*TASK DESCRIPTION*:
Every entry has to be restated word for word.

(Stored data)
• • •
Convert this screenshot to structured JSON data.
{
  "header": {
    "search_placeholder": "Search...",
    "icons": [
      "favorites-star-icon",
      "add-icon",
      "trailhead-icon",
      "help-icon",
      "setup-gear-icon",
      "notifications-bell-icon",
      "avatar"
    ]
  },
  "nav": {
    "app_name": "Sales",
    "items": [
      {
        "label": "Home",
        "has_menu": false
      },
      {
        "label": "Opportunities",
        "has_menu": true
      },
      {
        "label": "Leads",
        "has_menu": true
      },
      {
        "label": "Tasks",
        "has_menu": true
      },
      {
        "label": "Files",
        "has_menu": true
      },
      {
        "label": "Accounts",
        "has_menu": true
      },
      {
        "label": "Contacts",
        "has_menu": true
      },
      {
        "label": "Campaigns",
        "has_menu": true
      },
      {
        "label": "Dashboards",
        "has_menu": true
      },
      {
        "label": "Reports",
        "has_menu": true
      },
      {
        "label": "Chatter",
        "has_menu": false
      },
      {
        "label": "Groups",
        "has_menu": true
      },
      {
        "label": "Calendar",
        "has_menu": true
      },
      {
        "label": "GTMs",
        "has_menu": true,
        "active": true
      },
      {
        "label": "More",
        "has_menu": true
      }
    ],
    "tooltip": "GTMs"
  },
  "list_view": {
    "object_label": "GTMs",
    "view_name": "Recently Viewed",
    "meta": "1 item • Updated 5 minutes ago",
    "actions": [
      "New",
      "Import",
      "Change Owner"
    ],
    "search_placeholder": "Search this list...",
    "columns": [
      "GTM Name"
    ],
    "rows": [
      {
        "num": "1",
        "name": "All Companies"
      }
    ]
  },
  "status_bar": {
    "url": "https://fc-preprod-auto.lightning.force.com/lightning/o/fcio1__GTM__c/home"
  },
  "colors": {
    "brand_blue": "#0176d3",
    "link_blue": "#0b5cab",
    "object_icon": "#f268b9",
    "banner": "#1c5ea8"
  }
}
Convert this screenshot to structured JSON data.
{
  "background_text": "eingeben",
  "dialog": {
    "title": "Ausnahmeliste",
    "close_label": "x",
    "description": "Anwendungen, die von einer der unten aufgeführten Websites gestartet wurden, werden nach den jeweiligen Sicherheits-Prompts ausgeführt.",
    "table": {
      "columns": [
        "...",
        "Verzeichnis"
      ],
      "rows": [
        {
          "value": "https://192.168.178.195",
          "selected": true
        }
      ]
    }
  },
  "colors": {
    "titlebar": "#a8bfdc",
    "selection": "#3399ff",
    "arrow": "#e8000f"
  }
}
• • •
*SOLUTION TO THIS TASK*:
Convert this screenshot to structured JSON data.
{
  "header": {
    "search_placeholder": "Search...",
    "icons": [
      "favorites-star-icon",
      "add-icon",
      "trailhead-icon",
      "help-icon",
      "setup-gear-icon",
      "notifications-bell-icon",
      "avatar"
    ]
  },
  "nav": {
    "app_name": "Sales",
    "items": [
      {
        "label": "Home",
        "has_menu": false
      },
      {
        "label": "Opportunities",
        "has_menu": true
      },
      {
        "label": "Leads",
        "has_menu": true
      },
      {
        "label": "Tasks",
        "has_menu": true
      },
      {
        "label": "Files",
        "has_menu": true
      },
      {
        "label": "Accounts",
        "has_menu": true
      },
      {
        "label": "Contacts",
        "has_menu": true
      },
      {
        "label": "Campaigns",
        "has_menu": true
      },
      {
        "label": "Dashboards",
        "has_menu": true
      },
      {
        "label": "Reports",
        "has_menu": true
      },
      {
        "label": "Chatter",
        "has_menu": false
      },
      {
        "label": "Groups",
        "has_menu": true
      },
      {
        "label": "Calendar",
        "has_menu": true
      },
      {
        "label": "GTMs",
        "has_menu": true,
        "active": true
      },
      {
        "label": "More",
        "has_menu": true
      }
    ],
    "tooltip": "GTMs"
  },
  "list_view": {
    "object_label": "GTMs",
    "view_name": "Recently Viewed",
    "meta": "1 item • Updated 5 minutes ago",
    "actions": [
      "New",
      "Import",
      "Change Owner"
    ],
    "search_placeholder": "Search this list...",
    "columns": [
      "GTM Name"
    ],
    "rows": [
      {
        "num": "1",
        "name": "All Companies"
      }
    ]
  },
  "status_bar": {
    "url": "https://fc-preprod-auto.lightning.force.com/lightning/o/fcio1__GTM__c/home"
  },
  "colors": {
    "brand_blue": "#0176d3",
    "link_blue": "#0b5cab",
    "object_icon": "#f268b9",
    "banner": "#1c5ea8"
  }
}
Convert this screenshot to structured JSON data.
{
  "background_text": "eingeben",
  "dialog": {
    "title": "Ausnahmeliste",
    "close_label": "x",
    "description": "Anwendungen, die von einer der unten aufgeführten Websites gestartet wurden, werden nach den jeweiligen Sicherheits-Prompts ausgeführt.",
    "table": {
      "columns": [
        "...",
        "Verzeichnis"
      ],
      "rows": [
        {
          "value": "https://192.168.178.195",
          "selected": true
        }
      ]
    }
  },
  "colors": {
    "titlebar": "#a8bfdc",
    "selection": "#3399ff",
    "arrow": "#e8000f"
  }
}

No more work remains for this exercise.